Students can learn rhetorical techniques to tailor their support to their audience, asking whether their audience would respond better to using facts, statistics, or personal anecdotes to support their argument. Students can also learn strategies for selecting the information that is strongest and most relevant to their audience, to delete weak, irrelevant information, and to arrange their information from strongest to weakest. Summarizing the same information for different audiences also helps students learn to identify the facts that are relevant to a specific audience.
Guiding questions for support and elaboration
For narrative writing:
- Is your story developed with specific details that are related to the main event?
- Do all of the details move the story along?
- Does your story have enough elaboration so that your reader can see and feel what is happening? Can you show me an example where your reader can see or feel what is happening?
For informational writing:
- Is your essay developed with specific information (facts, statistics, etc.) that is related to the main topic?
- Does all of the information support the main topic?
- Does your essay have enough information to fulfill your reader’s needs?
For argumentative writing:
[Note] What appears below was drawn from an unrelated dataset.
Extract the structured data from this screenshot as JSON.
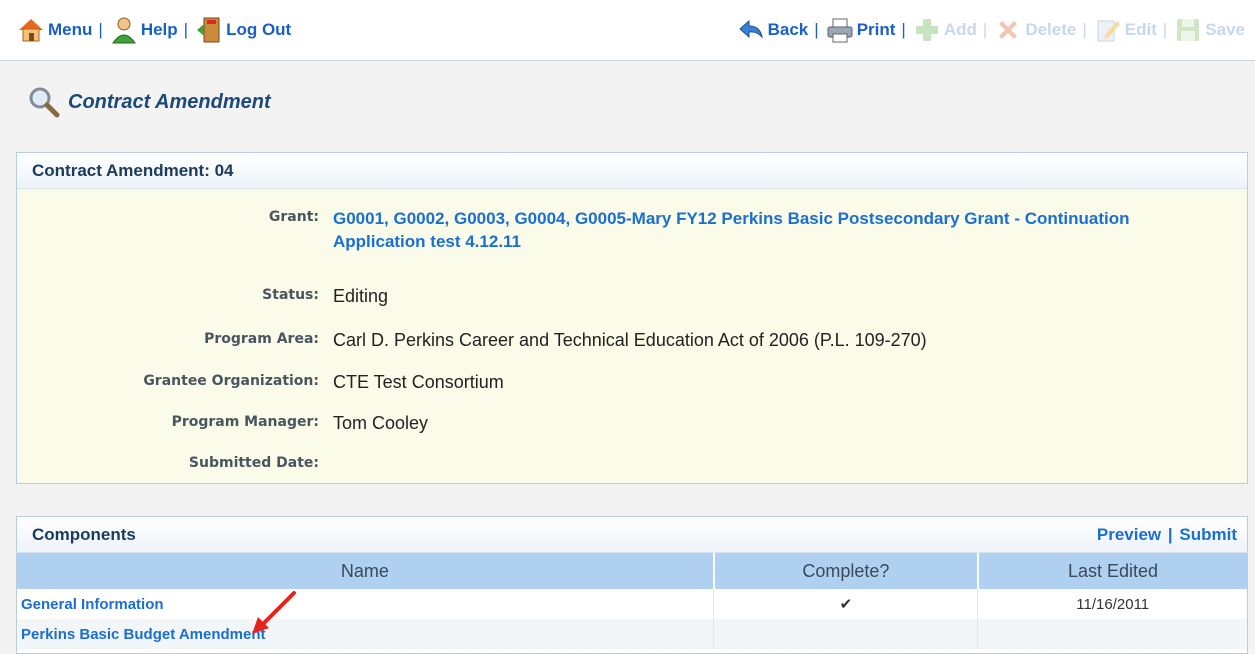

- Is your essay developed with specific details that are related to the main topic?
- Does all of the information support the main argument?
- Does your essay have enough supporting evidence to persuade your reader?
Atwell, Nancie (2002). Lessons that Change Writers. Portsmouth, NH: Heinemann.
Lane, Barry (1993). After the End. Shoreham, VT: Discover Writing Press.
Lane, Barry (1999). The Reviser’s Toolbox. Shoreham, VT: Discover Writing Press.
Harvey, Stephanie (1998). Non-Fiction Matters: Reading, Writing, and Research in Grades 3-8. Portland, ME: Stenhouse.
Stead, Tony (2002). Is That a Fact? Teaching Non-Fiction Writing K-3. Portland, ME: Stenhouse.
Capital Community College Guide To Grammar and Writing. This guide to grammar and writing includes sections on developing an argument and rhetorical devices.